Developer: Gone North Games
Publisher: Coffee Stain Studios
Platform: PC
Release date: 28th of May, 2014
PEGI rating: 7

 

Dark Souls III

Selection by Juho Sipola

The third and presumably the final part of the Dark Souls-series ends the trilogy on beautiful and familiar notes. This time the series has been injected with a little bit of fluid from Bloodborne, the developer’s preceding game, as the pace of action has been amped up a notch and every weapon now has a specific ability associated with it. There are plenty of monstrous foes to fell and gorgeous views to behold, and the game manages to keep the balance between challenging and fair quite steady.

Dark Souls III has some fantastic nods and references to the past titles that add an extra layer of flavour to the package, and thus I’d kind of recommend playing the previous entries before diving into the final part.
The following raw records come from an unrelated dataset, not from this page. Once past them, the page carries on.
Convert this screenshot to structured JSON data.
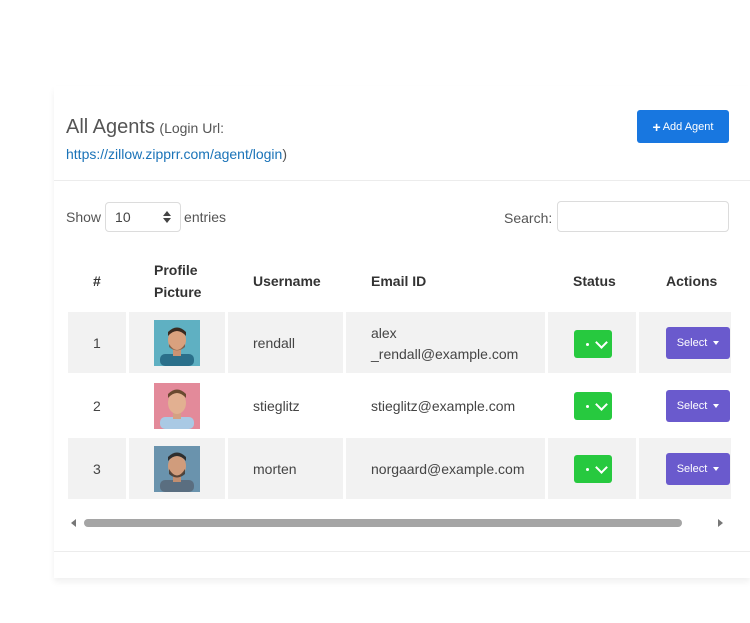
{
  "header": {
    "title": "All Agents",
    "login_label": "(Login Url:",
    "login_url": "https://zillow.zipprr.com/agent/login",
    "login_url_close": ")",
    "add_button": {
      "icon": "plus-icon",
      "label": "Add Agent"
    }
  },
  "controls": {
    "show_label": "Show",
    "entries_value": "10",
    "entries_label": "entries",
    "search_label": "Search:",
    "search_value": ""
  },
  "table": {
    "columns": [
      "#",
      "Profile Picture",
      "Username",
      "Email ID",
      "Status",
      "Actions"
    ],
    "rows": [
      {
        "num": "1",
        "username": "rendall",
        "email_line1": "alex",
        "email_line2": "_rendall@example.com",
        "action": "Select"
      },
      {
        "num": "2",
        "username": "stieglitz",
        "email": "stieglitz@example.com",
        "action": "Select"
      },
      {
        "num": "3",
        "username": "morten",
        "email": "norgaard@example.com",
        "action": "Select"
      }
    ]
  },
  "colors": {
    "add_button": "#1877e0",
    "status": "#27c93f",
    "select_button": "#6a5acd",
    "link": "#1a73b8"
  }
}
While I feel that some of the places in the game weren’t comparatively as great as the others (mostly the areas that are related to goats, for some reason), DS3 was definitely the most enjoyable title from 2016 to me.

Developer: FromSoftware
Publisher: Bandai Namco Entertainment
Platform: Xbox One, PlayStation 4, Microsoft Windows
Release date: 12.4.2016
PEGI rating: 16